'Human alignment' could be a fierce debate among superintelligent AIs in the future as they question whether it's safe or ethical to build intelligent humans.

If you were an alien civilization of a billion John von Neumanns, thinking at 10,000 times human speed, and you start out connected to the internet, you would want to not be just stuck on the internet, you would want to build that physical presence. You would not be content solely with working through human hands, despite the many humans who'd be lined up, cheerful to help you, you know. Bing already has its partisans. (laughs)

You wouldn’t be content with that, because the humans are very slow, glacially slow.
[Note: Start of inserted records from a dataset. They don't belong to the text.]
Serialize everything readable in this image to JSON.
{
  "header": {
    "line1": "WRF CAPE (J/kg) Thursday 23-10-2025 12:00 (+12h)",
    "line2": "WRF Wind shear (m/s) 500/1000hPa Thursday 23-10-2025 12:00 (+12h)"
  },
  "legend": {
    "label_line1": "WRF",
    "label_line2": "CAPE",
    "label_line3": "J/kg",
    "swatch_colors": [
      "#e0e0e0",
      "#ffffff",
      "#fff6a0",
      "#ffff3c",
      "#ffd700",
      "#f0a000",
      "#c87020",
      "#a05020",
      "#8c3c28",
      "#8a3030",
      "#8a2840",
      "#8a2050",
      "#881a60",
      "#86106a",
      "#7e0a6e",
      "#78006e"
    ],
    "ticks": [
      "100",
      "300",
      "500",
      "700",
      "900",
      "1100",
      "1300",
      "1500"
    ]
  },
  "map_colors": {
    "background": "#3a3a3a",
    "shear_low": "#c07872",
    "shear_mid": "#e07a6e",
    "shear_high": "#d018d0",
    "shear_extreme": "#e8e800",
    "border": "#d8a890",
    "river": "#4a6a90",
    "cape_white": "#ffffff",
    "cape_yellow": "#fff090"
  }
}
You would like fast infrastructure in the real world, reliable infrastructure. And how do you build that, is then the question, and a whole lot of advanced analysis has been done on this question. I would point people again to Eric Drexler's Nanosystems.

And, sure, if you literally start out connected to the internet, then probably the fastest way — maybe not the only way, but it's, you know, an easy way — is to get humans to do things. And then humans do those things. And then you have the desktop — not quite desktop, but you have the nanofactories, and then you don't need the humans anymore. And this need not be advertised to the world at large while it is happening. --- Eliezer Yudkowsky

I rather liked this post (and I’ll put it on both EAF and LW versions)

Particularly the comment by Jakob Kraus reminded me that many people have faced imminent doom (not of human species, but certainly quite terrible experiences).

I agree, this post is good and the comment is also good. They all are in part about how to feel better in the face of doom.

What I try to describe here is a strategy for not being emotionally distressed while working on preventing doom, which seems different from the strategies other people have talked about, that I have seen.